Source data

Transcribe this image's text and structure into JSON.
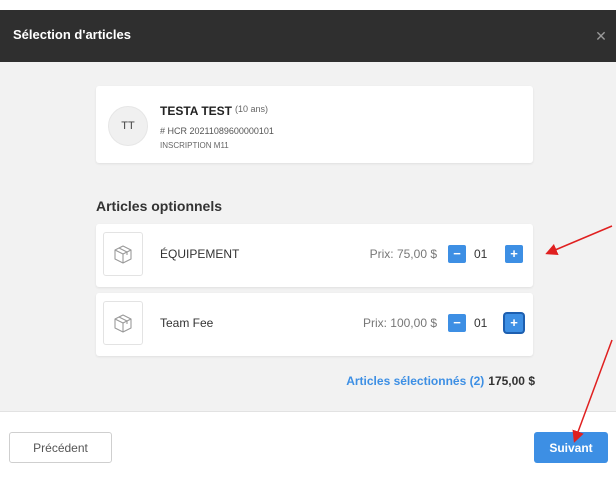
{
  "modal": {
    "title": "Sélection d'articles",
    "close_icon": "close-icon",
    "close_glyph": "✕"
  },
  "player": {
    "initials": "TT",
    "name": "TESTA TEST",
    "age": "(10 ans)",
    "id": "# HCR 20211089600000101",
    "registration": "INSCRIPTION M11"
  },
  "section_title": "Articles optionnels",
  "articles": [
    {
      "name": "ÉQUIPEMENT",
      "price": "Prix: 75,00 $",
      "quantity": "01",
      "minus": "−",
      "plus": "+",
      "icon": "box-icon"
    },
    {
      "name": "Team Fee",
      "price": "Prix: 100,00 $",
      "quantity": "01",
      "minus": "−",
      "plus": "+",
      "icon": "box-icon"
    }
  ],
  "summary": {
    "selected_label": "Articles sélectionnés (2)",
    "total": "175,00 $"
  },
  "footer": {
    "previous_label": "Précédent",
    "next_label": "Suivant"
  },
  "colors": {
    "header_bg": "#2f2f2f",
    "accent": "#3d8fe4",
    "annotation_arrow": "#e02020"
  }
}
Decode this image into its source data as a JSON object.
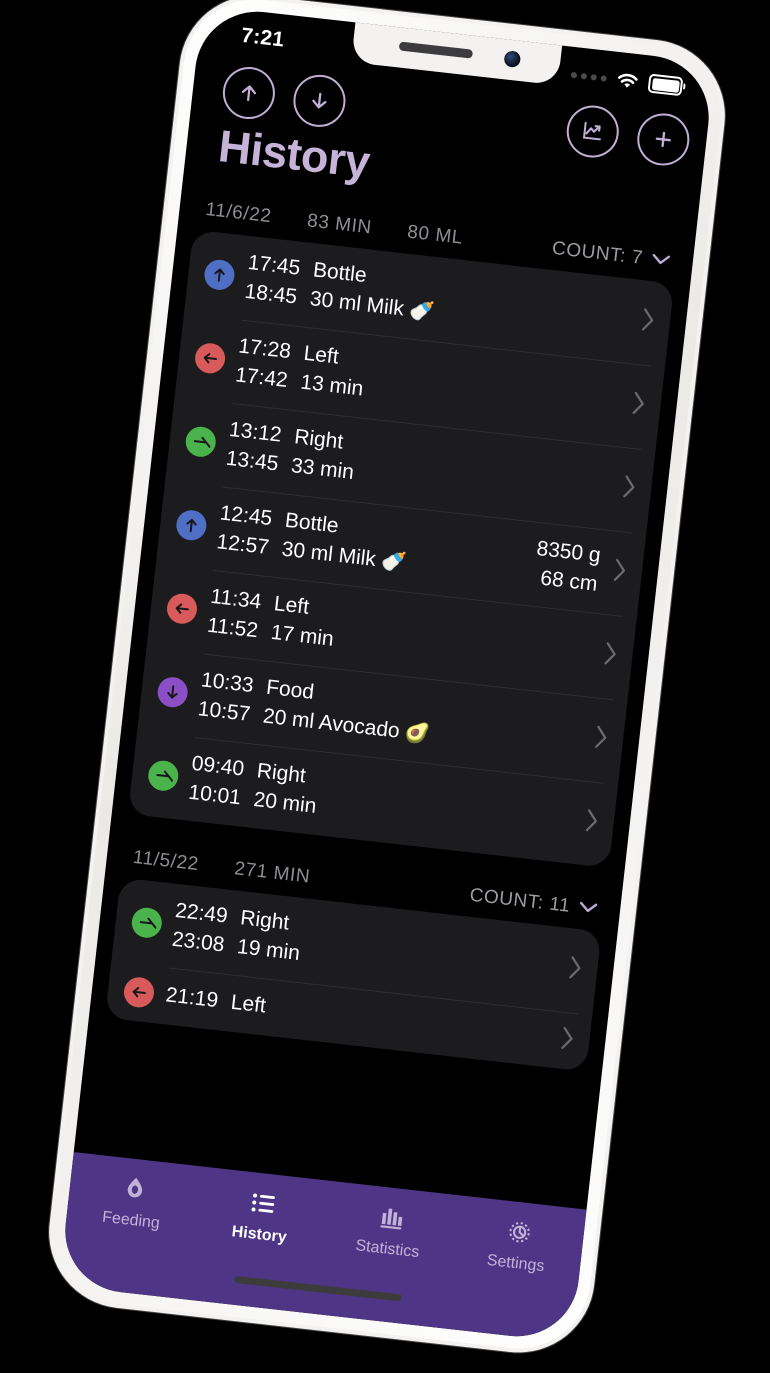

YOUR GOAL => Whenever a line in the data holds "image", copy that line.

WRITTEN RESPONSE =>
Transcribe this image's text and structure into JSON.
Decode this image into its source data as a JSON object.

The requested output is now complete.